##### Records provided #####
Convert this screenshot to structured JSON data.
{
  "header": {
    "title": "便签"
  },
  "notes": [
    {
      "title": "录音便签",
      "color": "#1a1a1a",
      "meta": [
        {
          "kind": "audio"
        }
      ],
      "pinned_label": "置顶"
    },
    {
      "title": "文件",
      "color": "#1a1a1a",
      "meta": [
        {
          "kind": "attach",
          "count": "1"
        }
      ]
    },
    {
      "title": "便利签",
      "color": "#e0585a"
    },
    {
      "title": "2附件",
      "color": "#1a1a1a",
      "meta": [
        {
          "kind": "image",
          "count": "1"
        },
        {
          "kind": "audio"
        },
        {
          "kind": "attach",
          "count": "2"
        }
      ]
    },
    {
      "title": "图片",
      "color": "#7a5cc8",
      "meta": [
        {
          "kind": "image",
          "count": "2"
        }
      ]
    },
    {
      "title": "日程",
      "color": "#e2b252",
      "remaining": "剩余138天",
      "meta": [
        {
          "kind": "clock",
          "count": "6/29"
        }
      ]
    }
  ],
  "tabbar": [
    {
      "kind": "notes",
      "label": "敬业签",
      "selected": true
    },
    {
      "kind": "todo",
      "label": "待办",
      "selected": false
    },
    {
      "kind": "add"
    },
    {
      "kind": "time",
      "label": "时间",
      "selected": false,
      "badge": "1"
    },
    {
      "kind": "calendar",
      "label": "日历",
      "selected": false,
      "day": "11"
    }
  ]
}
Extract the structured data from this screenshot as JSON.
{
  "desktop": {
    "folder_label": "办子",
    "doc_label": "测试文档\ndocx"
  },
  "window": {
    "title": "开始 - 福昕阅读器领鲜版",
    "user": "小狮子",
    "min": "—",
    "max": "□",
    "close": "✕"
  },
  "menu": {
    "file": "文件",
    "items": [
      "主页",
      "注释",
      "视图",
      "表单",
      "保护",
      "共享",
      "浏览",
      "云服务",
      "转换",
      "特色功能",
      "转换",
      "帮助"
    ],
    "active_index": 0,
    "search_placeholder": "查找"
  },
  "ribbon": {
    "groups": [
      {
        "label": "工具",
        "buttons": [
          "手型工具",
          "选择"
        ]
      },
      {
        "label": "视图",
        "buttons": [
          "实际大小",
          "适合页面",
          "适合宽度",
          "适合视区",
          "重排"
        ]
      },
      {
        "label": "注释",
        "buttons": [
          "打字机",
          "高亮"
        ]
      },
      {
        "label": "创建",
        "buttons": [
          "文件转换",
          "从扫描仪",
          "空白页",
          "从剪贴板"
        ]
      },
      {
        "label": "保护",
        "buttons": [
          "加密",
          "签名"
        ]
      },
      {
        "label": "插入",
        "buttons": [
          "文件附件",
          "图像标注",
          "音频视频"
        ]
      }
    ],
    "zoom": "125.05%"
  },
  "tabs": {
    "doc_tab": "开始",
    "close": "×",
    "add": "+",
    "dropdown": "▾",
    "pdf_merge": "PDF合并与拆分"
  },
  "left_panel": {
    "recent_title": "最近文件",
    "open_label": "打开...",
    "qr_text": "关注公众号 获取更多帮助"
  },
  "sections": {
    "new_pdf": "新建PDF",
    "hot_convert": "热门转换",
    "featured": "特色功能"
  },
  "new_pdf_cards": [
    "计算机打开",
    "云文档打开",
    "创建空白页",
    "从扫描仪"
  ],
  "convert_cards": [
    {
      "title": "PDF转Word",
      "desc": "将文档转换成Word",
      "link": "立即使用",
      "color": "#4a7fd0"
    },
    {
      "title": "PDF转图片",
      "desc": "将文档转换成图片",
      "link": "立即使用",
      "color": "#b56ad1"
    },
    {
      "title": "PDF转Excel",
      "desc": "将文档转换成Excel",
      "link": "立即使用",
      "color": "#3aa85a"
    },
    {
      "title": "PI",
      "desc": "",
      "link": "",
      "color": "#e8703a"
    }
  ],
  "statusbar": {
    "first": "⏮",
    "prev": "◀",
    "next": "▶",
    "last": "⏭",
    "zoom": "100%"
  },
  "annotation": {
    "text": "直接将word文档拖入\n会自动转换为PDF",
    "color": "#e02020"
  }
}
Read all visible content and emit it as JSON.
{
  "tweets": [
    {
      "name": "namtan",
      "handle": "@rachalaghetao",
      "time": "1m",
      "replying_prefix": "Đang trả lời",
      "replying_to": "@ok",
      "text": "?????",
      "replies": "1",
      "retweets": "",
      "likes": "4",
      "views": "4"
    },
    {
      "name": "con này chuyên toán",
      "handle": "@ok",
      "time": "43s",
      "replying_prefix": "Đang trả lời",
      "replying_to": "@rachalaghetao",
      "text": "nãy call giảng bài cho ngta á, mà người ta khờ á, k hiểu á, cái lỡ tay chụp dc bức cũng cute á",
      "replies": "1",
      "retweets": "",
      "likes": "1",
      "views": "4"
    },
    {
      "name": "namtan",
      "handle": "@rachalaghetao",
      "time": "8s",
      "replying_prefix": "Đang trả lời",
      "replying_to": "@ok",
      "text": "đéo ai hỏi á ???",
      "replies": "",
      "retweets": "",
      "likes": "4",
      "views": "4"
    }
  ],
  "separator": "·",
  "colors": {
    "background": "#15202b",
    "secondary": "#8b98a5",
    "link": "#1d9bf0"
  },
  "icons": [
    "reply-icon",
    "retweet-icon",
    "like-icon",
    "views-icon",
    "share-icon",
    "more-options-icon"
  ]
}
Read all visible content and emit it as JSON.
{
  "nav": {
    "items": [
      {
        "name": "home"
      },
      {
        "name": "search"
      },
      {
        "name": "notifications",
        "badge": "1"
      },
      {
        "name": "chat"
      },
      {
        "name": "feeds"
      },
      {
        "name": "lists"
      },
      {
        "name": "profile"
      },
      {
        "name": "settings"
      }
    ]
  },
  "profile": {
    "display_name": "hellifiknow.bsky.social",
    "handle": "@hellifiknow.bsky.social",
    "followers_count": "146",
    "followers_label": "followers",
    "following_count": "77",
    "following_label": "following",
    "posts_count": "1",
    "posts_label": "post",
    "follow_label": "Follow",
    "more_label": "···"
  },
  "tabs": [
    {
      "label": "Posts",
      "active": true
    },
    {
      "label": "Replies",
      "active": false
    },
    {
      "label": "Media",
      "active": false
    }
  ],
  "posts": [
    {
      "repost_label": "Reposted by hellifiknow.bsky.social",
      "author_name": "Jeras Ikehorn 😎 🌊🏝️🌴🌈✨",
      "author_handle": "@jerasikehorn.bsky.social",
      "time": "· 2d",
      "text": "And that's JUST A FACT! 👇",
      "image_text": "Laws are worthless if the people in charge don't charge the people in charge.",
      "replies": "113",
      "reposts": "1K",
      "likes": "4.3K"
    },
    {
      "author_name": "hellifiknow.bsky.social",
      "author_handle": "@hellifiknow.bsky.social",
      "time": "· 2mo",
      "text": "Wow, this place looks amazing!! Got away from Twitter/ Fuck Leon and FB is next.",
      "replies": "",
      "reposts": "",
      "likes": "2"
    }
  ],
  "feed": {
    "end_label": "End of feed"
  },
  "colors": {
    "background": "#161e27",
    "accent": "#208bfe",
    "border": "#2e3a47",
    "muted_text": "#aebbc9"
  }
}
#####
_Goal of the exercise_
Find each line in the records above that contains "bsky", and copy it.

_Your response_
    "display_name": "hellifiknow.bsky.social",
    "handle": "@hellifiknow.bsky.social",
      "repost_label": "Reposted by hellifiknow.bsky.social",
      "author_handle": "@jerasikehorn.bsky.social",
      "author_name": "hellifiknow.bsky.social",
      "author_handle": "@hellifiknow.bsky.social",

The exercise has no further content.